— Task statement —
Would you find each line in the entries below with the string "content" and copy it?

[Excerpts from an interface dataset]
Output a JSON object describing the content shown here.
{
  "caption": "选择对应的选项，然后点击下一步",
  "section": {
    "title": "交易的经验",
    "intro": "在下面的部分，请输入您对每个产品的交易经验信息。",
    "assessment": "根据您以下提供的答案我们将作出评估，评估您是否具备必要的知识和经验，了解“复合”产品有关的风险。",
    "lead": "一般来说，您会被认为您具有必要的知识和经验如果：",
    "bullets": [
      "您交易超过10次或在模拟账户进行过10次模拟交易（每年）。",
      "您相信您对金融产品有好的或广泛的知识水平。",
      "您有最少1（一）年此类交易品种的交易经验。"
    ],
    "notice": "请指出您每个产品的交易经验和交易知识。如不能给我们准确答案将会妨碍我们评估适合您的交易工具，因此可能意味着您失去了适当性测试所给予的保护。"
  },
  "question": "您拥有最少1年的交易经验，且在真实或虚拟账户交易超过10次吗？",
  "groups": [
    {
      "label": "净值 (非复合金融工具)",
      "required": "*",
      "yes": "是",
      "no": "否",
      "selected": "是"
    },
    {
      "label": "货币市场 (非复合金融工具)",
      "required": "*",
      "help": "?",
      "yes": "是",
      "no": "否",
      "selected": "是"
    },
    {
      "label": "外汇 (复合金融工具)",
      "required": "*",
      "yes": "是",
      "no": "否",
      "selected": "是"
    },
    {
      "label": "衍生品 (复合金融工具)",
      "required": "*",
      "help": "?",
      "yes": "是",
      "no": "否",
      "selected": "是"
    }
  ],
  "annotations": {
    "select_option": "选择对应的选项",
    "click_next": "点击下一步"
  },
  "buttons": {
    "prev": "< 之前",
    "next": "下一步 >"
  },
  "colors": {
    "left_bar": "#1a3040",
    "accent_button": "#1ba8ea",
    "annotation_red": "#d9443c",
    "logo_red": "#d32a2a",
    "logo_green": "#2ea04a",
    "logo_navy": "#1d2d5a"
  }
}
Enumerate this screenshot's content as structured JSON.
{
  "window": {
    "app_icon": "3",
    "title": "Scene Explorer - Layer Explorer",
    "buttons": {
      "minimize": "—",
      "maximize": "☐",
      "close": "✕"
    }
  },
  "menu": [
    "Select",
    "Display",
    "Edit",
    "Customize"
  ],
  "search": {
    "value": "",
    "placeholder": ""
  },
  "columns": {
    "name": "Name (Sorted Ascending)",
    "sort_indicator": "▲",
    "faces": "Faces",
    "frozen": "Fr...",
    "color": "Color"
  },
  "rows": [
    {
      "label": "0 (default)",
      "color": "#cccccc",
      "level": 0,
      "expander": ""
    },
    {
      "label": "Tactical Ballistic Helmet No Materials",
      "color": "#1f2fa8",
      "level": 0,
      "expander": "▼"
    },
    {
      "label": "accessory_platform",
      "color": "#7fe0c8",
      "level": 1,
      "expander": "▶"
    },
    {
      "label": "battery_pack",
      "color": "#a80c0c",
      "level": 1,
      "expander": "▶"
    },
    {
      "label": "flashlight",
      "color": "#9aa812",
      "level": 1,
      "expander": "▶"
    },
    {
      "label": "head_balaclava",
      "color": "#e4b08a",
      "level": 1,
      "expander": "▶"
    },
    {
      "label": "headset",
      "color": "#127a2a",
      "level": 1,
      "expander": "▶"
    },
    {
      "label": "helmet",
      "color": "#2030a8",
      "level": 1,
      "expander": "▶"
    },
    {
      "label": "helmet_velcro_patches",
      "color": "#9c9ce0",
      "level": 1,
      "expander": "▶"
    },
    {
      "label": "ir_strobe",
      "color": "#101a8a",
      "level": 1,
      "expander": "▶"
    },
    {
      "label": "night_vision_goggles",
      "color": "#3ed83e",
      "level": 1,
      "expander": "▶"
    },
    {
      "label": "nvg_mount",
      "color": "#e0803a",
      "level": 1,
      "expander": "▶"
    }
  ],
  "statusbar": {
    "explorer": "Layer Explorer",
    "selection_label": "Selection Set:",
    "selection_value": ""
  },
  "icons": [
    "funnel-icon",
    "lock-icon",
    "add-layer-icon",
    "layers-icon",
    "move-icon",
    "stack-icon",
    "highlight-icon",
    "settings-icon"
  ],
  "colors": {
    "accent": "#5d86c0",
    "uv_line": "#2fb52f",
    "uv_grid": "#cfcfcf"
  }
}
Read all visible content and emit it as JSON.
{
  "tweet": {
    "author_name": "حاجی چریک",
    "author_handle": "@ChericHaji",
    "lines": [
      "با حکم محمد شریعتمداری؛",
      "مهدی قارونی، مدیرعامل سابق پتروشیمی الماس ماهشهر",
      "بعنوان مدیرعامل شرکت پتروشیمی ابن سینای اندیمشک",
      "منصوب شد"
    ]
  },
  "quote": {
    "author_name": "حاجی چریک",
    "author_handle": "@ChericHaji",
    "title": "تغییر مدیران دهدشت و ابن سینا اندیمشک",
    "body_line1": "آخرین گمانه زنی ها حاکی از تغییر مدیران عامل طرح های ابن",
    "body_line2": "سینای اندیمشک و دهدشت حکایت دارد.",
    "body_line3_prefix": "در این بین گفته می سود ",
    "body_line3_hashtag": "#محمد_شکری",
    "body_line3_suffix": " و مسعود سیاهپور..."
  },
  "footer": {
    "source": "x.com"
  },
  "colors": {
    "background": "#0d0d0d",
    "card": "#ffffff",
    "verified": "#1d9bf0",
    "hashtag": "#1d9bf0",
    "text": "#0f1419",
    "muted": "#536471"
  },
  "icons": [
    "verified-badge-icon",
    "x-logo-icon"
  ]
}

— Task answer —
Output a JSON object describing the content shown here.
Enumerate this screenshot's content as structured JSON.
Read all visible content and emit it as JSON.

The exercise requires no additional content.